Radio Times

Murder and Mayhem: The Kaboni Savage Trial with George Anastasia

June 5, 2013

GUEST: GEORGE ANASTASIA

This Monday the former North Philly cocaine kingpin Kaboni Savage was sentenced to death by legal injection for 12 murders and a witness retaliation conviction. One of the most violent details that came out of the trial was a 2004 North Philly firebombing of a house of the mother of one of his associates. Savage, already serving 30 years for a drug trafficking charge, in order to prevent his former ally testifying against him, ordered the fire that killed two women and four children, ranging from 15 months to 15 years of age. In addition to the death sentence, U.S. District Judge R. Barclay Surrick ordered Savage 10 years for arson, a life prison term for racketeering conspiracy, and 10 years for conspiring to commit murder in aid of racketeering. Veteran crime reporter, GEORGE ANASTASIA, comes in to describe what he saw at the trial and discusses what this story means to the Philadelphia’s culture of witness intimidation and political corruption, and how the North Philly underworld compares with Philadelphia’s Costa Nostra, which Anastasia has covered for decades.

Photo: U.S. Attorney Laurie Magid, at podium, makes remarks during a news conference in Philadelphia, Wednesday, April 8, 2009. Federal authorities say Kaboni Savage, a convicted drug kingpin is charged with murder for allegedly ordering the setting of a house fire 4½ years ago that killed six people, including four children, in retaliation for an informant’s testimony. Magid is accompanied, from left, by Department of the Treasury supervisory special agent Gregory Floyd, assistant Assistant U. S. Attorneys David E. Troyer, and Christine E. Sykes, Philadelphia Deputy Police Commissioner Richard Ross Jr., Federal Bureau of Investigation special agent in charge Janice K. Fedarcyk and Philadelphia District Attorney Lynne Abraham. (AP Photo/Matt Rourke)

Share this story:




Share a comment:

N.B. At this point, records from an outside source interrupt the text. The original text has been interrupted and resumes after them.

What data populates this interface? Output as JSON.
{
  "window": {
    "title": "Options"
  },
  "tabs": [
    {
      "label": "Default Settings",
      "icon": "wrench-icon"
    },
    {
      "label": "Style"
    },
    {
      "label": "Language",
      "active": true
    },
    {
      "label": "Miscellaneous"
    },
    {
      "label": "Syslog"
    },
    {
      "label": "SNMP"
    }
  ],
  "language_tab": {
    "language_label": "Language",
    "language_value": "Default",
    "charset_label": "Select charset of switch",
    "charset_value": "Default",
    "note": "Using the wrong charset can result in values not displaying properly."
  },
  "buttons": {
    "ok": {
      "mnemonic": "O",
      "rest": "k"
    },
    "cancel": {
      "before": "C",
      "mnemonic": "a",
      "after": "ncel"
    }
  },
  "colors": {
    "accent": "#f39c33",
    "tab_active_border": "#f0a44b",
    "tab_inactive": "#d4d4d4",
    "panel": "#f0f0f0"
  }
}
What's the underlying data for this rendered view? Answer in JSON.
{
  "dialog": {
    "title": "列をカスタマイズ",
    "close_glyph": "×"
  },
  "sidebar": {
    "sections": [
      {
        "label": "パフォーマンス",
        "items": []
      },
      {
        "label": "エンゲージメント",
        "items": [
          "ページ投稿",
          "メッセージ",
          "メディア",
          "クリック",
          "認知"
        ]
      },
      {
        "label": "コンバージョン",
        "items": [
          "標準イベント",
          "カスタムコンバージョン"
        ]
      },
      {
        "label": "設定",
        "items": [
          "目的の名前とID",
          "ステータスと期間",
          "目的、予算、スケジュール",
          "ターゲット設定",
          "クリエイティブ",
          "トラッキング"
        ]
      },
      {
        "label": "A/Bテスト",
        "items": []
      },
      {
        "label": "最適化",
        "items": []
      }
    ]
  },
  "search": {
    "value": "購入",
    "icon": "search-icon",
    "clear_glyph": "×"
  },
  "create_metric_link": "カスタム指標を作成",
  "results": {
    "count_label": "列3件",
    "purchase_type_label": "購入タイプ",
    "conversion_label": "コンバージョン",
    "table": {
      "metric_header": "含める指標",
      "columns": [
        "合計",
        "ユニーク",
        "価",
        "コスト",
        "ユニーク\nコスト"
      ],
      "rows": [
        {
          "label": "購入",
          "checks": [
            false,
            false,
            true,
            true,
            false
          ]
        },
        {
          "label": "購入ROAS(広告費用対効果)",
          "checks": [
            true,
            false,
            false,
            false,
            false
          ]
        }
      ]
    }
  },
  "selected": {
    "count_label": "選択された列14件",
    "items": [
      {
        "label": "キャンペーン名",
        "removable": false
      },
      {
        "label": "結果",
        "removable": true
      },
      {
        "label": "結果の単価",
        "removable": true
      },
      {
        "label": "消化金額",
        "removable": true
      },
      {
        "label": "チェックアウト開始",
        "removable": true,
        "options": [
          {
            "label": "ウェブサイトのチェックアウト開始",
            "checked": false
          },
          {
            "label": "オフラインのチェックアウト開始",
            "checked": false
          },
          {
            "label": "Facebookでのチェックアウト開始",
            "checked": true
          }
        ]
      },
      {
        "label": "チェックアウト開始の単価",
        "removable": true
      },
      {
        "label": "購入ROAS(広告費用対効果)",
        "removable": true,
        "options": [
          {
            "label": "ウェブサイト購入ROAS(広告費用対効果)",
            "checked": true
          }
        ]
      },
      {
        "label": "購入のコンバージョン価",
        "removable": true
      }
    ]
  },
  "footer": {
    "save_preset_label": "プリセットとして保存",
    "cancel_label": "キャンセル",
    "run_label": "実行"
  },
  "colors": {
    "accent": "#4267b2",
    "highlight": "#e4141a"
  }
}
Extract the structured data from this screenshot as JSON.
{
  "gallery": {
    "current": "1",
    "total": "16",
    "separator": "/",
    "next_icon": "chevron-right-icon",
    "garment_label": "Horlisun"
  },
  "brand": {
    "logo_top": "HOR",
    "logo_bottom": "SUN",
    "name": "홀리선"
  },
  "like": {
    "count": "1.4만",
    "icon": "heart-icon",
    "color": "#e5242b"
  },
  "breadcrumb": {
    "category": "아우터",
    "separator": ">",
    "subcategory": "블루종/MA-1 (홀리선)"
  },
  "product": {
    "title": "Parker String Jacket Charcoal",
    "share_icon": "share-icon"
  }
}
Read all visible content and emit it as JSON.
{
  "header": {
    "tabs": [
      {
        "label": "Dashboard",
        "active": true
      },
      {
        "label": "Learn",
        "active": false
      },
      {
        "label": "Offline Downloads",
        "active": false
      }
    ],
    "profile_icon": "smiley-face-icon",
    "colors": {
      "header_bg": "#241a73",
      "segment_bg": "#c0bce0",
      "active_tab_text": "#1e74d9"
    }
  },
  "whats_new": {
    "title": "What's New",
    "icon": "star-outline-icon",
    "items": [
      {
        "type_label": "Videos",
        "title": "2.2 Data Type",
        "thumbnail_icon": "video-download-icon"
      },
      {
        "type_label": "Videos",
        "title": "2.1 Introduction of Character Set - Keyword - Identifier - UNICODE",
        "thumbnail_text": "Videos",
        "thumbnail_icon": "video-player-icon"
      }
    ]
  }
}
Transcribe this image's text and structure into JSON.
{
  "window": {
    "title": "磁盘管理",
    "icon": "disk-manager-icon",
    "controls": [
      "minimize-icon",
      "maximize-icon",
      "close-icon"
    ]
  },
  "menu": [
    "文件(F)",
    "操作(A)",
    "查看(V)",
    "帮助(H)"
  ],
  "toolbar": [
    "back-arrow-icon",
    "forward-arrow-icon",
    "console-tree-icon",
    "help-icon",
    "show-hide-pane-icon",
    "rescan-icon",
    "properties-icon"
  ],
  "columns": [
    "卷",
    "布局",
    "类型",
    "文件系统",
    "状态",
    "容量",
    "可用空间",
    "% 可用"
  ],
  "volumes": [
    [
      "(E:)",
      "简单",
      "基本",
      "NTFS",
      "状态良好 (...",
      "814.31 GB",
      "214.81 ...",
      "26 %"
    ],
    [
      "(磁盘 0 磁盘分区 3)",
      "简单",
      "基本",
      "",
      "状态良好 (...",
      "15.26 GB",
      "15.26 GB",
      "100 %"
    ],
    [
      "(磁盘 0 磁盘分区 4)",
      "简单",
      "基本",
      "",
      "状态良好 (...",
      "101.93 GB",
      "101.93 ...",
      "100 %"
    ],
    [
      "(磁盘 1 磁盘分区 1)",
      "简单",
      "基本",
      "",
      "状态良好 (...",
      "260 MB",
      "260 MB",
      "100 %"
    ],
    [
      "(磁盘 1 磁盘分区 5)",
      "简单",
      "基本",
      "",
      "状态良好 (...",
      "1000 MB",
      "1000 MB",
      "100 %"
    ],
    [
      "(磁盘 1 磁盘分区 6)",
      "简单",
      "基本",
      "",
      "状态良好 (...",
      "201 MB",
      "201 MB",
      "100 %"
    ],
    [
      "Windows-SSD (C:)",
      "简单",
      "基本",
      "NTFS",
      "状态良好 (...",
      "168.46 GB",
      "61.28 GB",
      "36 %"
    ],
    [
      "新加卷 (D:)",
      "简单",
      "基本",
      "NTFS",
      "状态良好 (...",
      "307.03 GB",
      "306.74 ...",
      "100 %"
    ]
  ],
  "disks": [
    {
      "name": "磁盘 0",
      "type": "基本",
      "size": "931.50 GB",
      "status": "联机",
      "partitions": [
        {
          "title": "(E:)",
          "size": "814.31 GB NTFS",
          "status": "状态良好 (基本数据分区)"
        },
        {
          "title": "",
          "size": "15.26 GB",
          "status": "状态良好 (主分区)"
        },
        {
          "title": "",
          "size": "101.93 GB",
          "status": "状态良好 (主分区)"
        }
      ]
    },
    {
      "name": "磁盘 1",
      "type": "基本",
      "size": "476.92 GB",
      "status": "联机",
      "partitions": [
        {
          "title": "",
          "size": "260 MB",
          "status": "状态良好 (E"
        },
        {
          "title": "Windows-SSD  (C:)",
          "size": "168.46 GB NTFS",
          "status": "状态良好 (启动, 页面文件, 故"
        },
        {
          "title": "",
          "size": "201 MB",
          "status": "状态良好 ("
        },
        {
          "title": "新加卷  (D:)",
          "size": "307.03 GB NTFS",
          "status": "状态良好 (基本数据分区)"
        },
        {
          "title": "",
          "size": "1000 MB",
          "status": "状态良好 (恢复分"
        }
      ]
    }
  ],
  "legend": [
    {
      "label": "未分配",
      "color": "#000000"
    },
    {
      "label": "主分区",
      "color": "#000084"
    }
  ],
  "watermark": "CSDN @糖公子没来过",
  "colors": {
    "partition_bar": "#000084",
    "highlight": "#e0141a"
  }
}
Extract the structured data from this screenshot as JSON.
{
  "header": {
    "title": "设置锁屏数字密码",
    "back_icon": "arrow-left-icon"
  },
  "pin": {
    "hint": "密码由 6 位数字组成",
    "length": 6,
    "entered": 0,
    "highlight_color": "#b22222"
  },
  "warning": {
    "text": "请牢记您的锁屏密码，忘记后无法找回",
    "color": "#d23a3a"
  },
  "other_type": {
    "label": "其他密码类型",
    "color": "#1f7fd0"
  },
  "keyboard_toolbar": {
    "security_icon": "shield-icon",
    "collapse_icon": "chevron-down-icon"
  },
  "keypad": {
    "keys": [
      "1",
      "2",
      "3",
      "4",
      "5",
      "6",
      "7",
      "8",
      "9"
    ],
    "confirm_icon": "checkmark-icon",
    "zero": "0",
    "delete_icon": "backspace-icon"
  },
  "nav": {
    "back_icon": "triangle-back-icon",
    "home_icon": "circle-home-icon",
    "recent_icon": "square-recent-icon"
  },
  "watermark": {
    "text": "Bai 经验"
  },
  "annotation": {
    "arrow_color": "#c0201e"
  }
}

Please keep your community civil. All comments must follow WHYY's terms of service; WHYY reserves the right to remove any inappropriate comments. See also WHYY's privacy policy.


Comments are closed.